Bhindi in Hindi or bhendi in Konkani is okra. We also call it lady finger but I really don’t like that name so I call it one of the first three I mentioned. Dahi is the word for yogurt or curds, as we say with ease. Tadka means tempering (of spices) and the versions of it are as myriad as the diaspora.
We have been making dahi at home for sometime now (maybe 2 months?) and it has been a good lesson in fermentation and reducing plastic waste (the onus of which should NOT be put on a consumer). It’s simple to make. Most of the work is forgetting you did it.
You can find many recipes online. Some will tell you to measure the temperature of the milk, others will remind you how long is too long to boil it. The oh-no-I-looked-away-for-1-second-and-now-have-to-clean-the-stove unit of measurement is something very familiar to many Indian children, who were tasked with boiling milk for tea. The best recipe for dahi is largely instinctual. You start with a culture (which is a little bit of dahi from someone or from the last bag of dahi you will ever buy). You boil milk, you let it cool to tepid/ lukewarm. You add the culture to the milk and then let it sit in a warm spot in your kitchen until it takes over the milk and sets. It might not set perfectly the first time but keep practicing and it will eventually set to a place you can be proud of.
I first saw this recipe with brinjal on my instagram friend’s feed.

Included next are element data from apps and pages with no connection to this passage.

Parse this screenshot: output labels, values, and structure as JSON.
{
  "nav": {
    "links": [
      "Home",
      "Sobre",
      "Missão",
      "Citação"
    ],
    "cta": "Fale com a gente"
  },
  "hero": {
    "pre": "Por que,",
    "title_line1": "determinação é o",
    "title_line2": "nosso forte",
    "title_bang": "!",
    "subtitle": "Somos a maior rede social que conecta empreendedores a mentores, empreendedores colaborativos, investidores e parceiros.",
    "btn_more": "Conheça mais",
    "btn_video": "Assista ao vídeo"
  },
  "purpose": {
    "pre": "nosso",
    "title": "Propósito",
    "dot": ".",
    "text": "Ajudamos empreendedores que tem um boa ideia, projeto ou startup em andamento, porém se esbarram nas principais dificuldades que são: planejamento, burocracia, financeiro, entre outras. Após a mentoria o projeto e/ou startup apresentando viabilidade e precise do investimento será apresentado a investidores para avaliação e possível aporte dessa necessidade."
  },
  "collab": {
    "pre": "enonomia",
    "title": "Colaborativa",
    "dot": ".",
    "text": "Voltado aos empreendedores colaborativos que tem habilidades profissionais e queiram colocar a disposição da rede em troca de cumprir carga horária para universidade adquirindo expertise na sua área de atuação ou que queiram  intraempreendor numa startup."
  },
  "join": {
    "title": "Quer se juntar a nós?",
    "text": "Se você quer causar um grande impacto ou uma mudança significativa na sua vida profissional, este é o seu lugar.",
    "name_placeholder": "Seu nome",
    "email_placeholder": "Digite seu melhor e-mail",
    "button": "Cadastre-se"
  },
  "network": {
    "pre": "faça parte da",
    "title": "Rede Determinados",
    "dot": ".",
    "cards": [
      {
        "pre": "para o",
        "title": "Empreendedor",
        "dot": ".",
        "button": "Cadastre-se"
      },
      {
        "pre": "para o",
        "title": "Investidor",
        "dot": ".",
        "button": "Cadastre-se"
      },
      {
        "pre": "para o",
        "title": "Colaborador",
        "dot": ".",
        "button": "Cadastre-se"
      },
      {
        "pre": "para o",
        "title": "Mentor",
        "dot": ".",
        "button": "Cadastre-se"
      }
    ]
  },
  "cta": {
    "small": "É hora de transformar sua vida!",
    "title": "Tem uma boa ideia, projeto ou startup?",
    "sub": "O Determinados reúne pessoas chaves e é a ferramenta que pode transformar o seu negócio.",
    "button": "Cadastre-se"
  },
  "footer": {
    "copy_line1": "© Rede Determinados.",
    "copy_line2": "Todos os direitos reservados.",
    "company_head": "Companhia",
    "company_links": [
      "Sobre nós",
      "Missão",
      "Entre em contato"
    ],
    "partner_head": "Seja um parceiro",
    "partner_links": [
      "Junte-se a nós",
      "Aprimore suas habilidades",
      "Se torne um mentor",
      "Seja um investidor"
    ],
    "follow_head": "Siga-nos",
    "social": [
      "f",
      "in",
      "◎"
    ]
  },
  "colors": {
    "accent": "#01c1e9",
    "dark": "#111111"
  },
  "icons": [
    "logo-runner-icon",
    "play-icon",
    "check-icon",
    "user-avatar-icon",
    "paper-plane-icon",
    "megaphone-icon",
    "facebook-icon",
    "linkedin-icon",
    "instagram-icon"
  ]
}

Reshmi goes by @life_in_a_curry and lives in the US. I can’t remember how I started following her but now that I’m invested in it, I enjoy looking at her daily posts and finding inspiration in some of the dishes she makes. She grew up on the Andaman Islands, which is a union territory in India. I don’t know a single person from there so following her teaches me non-food and food facts I would not have learnt otherwise.
Reshmi gave a brief gist of how she made and since we had some brinjal at home, I cut into rounds and was too lazy to go any further. My mother saw the post and took it upon herself to make the dish herself. It was every bit as advertised and more.
This dish is made with eggplant in quite a few Indian states and depending on the spices that are commonly used there, it could taste completely different. It’s made in Kashmir, Orissa and even in India’s neighbouring countries – Afghanistan and Pakistan. Here, we made it with bhindi. I asked Reshmi where she learnt how to make this and she said that it might have been a friend’s mother (but couldn’t remember the details).
Bhendi, fried and covered with dahi + tadka on top
If you want to start making curds/dahi/yogurt at home, this website has some well-tested and reliable recipes. I can vouch for their work. Photos accompany you through the process and everything is explained in detail as well. Take some time to read through before you begin.
You should be able to find all these ingredients in an Asian or Indian store, if you’re in the US.
- 1/4 kg or 1/2 lb okra, sliced 1/4 inch thick diagonally or into 1/2 inch rounds
- 1 tbsp ground coriander seeds
- 1/2 tsp ground turmeric
- 1/4 tsp Kashmiri chilli powder (can substitute paprika)
- 1 tbsp + 1 tbsp coconut oil, divided
- 2 pieces of dried kokum (if you’re in Goa) or 1 tsp lemon juice
- Rock salt, to taste
- 1 cup full-fat yogurt, whisked till smooth and of a pourable consistency
- 1/2 tbsp brown mustard seeds
- 1/2 tbsp urad dal
- 2 stalks curry leaves (about 15-20 leaves)
- 1 whole Kashmiri chilli, cut in half
Put the bhendi in a bowl and cover it with the spices – coriander, turmeric and chilli powder. Mix it well, with your hands making sure the spices cover every surface of this majestic seed pod.
Heat a large frying pan on medium-high heat and add coconut oil to it. Your coconut oil should have the fragrance of coconuts. Add the okra to the pan once it starts to shimmer and let it cook, letting it be and occasionally stirring it so it gets nice and brown on its fuzzy yet resilient exterior.
Add the kokum or lemon juice to the pan and stir well. The acid helps change the pH, reducing the slime that releases from the okra seeds. Cook the okra for about 7 minutes, but more if you like it crispier. Add salt to taste at the end of cooking and stir it to coat the okra.
Move the cooked okra to a shallow serving bowl, gathering every last bit. Pour the yogurt over it the vegetable and stir it all together.
In the same frying pan, heat another tbsp. of coconut oil on medium-high heat. Add the mustard seeds, urad dal and Kashmiri chilli. Stir constantly. Once the urad dal starts to change colour slightly, add the curry leaves. Keep stirring until the urad dal starts to turn golden, the mustard seeds begin to pop and the curry leave crisp up. Immediately take it off the heat and pour this mixture (called tadka) over the curds. This final step happens very fast. If it ends up burning, start over.
Mix everything together. Taste for salt and add more if needed. Serve warm or at room temperature.